erase_mark is a bookmarklet to enable anyone to quickly and easily create erasures of web pages. Click here
to use it on this page.
would i want to use it
Because erasure is an important form of contemporary poetic practice
. Because the potential aesthetic/critical applications of erasure shouldn't necessarily be limited to physical texts or require lots of Photoshop work. Because it's a way to actively engage with the endless streams of text that you drown yourself in every day. Because it might help you generate new ideas for your own creative work or might become that work. Or because it can just be a fun way to dick around with the Internet and you can make jokes and stuff.
Drag this link -- erase_mark
-- to the bookmark toolbar of your browser. When you come to a page you want to erase, click the bookmarklet and wait as the page is prepared. Once the loading screen disappears, you're clear to start erasing.
erase_mark should work, with (generally, fingers-crossed) minimal alteration of site appearance, on any site that does not use SSL certification (i.e. any site that doesn't have an https:// address). erase_mark has been tested in Chrome, Firefox, and Safari on Windows 7 and OS X.
Click a word to erase it. Click it again to bring it back.
Press the 7 key to erase all text and images on a page. Press the 8 key to erase a random sampling of all the text on the page (pressing the 8 key additional times will erase more randomly selected text). Press the 9 key to undo all erasure and return the page to its initial state.
Hold the Shift key while clicking a word to erase words around it. You can change the size of the groups of erased words by using the 1 through 5 keys: 1 will set the groups to ten words on either side of the clicked word, 2 to twenty words, and so on (the default is 30 words).
Hold the Z key and click a word to set a mark point. Hold the Z key and click another word to set a second mark point. Once two of these mark points are set (their presence is indicated by yellow highlighting around the words in question), you can press the C key to clear all* the words between them or press the X key to clear a random selection of the words between them.
* because of the way the bookmarklet counts and labels the words on a page during its preparation of the page, this is imperfect and inexact: for example, if there are hyperlinks or words with style tags (bold/italic etc.) in the range of text you're trying to clear, they will be left untouched (but can be cleared by just clicking them afterwards; Shift + clicking can be very helpful here).
Press the Enter key to switch between Erase and Redact modes. Erase mode (default) reduces the opacity of clicked words so that they disappear. Redact mode covers clicked words with a black rectangle. In Erase mode, you can increase/decrease the opacity of erased words with the [ and ] keys.
to use: an additional tip
When you begin an erasure, I recommend using the 7 key to attempt to clear the page and see if anything is left over. The bookmarklet disables links and image links so that you can click and erase those things without leaving the page, but anything left over after a clear (usually applets/ads/widgets) might, when clicked, take you to a new page (and, in the process, get rid of all the work you've done in erasing the page you're one), so it's good to be aware of these elements.

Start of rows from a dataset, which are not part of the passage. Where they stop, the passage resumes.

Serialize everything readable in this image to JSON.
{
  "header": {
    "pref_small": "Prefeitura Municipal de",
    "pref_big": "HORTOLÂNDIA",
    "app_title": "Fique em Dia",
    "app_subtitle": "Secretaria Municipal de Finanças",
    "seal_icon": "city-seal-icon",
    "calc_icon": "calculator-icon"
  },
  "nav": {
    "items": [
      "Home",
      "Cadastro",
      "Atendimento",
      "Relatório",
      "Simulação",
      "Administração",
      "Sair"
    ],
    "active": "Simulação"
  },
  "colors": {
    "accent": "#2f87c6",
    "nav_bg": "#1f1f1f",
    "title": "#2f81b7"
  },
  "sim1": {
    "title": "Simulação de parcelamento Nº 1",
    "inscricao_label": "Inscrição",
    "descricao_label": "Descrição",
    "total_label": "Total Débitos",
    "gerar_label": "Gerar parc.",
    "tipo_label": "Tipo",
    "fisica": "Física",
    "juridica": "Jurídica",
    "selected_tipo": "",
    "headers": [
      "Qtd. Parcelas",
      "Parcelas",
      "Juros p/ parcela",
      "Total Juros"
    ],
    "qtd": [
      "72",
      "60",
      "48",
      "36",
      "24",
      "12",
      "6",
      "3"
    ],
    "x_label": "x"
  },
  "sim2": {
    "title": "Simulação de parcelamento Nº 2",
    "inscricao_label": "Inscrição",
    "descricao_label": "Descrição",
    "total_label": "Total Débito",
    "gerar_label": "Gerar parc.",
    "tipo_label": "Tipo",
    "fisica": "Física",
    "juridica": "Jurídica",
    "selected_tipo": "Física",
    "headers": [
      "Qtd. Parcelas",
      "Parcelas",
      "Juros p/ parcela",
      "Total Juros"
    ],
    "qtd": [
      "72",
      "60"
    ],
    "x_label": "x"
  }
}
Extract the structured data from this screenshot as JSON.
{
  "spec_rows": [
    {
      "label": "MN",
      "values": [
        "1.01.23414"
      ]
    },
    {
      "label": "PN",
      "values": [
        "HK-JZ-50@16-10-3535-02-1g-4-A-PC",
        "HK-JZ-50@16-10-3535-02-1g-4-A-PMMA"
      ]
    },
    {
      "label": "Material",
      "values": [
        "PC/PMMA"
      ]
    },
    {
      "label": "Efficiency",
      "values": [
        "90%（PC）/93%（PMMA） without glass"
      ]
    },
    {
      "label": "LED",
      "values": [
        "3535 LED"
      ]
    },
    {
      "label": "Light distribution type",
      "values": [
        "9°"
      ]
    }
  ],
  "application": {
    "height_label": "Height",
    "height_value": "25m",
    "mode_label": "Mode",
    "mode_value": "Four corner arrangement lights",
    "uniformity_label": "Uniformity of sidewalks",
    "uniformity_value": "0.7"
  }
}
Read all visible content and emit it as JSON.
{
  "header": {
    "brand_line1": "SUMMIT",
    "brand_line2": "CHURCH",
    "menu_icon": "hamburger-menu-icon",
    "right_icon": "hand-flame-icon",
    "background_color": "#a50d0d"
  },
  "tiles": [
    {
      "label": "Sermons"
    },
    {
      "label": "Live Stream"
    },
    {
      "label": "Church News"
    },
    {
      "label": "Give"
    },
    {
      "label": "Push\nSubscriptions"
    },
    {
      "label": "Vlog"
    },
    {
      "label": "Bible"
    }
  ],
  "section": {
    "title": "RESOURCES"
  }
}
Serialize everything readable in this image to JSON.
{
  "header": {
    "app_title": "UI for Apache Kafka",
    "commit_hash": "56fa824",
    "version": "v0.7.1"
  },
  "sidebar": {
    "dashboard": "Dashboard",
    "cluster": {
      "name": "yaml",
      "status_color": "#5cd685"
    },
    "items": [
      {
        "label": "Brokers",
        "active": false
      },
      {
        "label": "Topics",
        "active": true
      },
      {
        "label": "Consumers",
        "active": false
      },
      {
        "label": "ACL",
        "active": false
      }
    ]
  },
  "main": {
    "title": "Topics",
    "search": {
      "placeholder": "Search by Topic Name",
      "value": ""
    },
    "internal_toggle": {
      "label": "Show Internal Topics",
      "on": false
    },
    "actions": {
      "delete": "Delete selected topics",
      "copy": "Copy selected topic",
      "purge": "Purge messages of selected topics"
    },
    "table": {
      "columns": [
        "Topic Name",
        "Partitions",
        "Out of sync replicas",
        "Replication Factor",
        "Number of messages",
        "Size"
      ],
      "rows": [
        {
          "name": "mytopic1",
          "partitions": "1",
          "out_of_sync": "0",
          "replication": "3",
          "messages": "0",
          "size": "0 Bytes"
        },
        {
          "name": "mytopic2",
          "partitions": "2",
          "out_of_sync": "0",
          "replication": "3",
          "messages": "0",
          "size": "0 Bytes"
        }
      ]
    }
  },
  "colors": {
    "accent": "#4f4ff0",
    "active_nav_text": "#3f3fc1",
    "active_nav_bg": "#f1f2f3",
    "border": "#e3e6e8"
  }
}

can i preserve my work?
Use a screen capture program or browser extension that allows you to capture page regions and entire pages. Here
is one for Chrome, here
is one for Firefox.
to use it on your phone
If you'd like to use this on your multi-touch enabled phone or tablet, you can get the mobile version by creating a bookmark in your phone's browser and then pasting this text
into the link target section of the bookmark. It has the same functionality as the desktop version, with different controls. Tap a word to erase it; hold to erase groups of words around it. Swipe right to open a menu with settings (erasure mode, opacity, and size of word groups erased) and actions (clear, random, and reset). Swipe left to enter mark mode (this will be signified by the appearance of black frames at the top and bottom of your browser window). In mark mode, tapping words will set them as mark points rather than erasing them; when two mark points are set, swipe right to erase all* the words between them or swipe left to erase a random selection of the words between them. Tap either of the black frames to exit mark mode and return to the standard erasing mode.
The mobile version has been tested on an iPhone 4s and works in Safari and Chrome on that; it should theoretically work on other iOS and Android devices but a lot of things that should theoretically work don't. Note that if you're working on an erasure on an iOS device, it's best to have it as the only tab open in your browser of choice, because of the way that iOS often forces browsers to refresh pages (losing your work) if RAM is scarce (IDK how this works on Android devices). Also, if you're using the bookmarklet in Chrome, you have to load it in a somewhat counterintuitive way
erase_mark uses jQuery
and Brett Barros/Paul Irish's jQuery Bookmarklet
template. It would not be possible without Ben Allman's magical replaceText
plugin. erase_mark_mobile uses a messy combination of jGestures
for gesture recognition. Once I can figure out how to use Github, I will put the source up there.
erase_mark was created by Justin Wolfe
, who is sometimes a writer but is also trying to figure out other things he can be.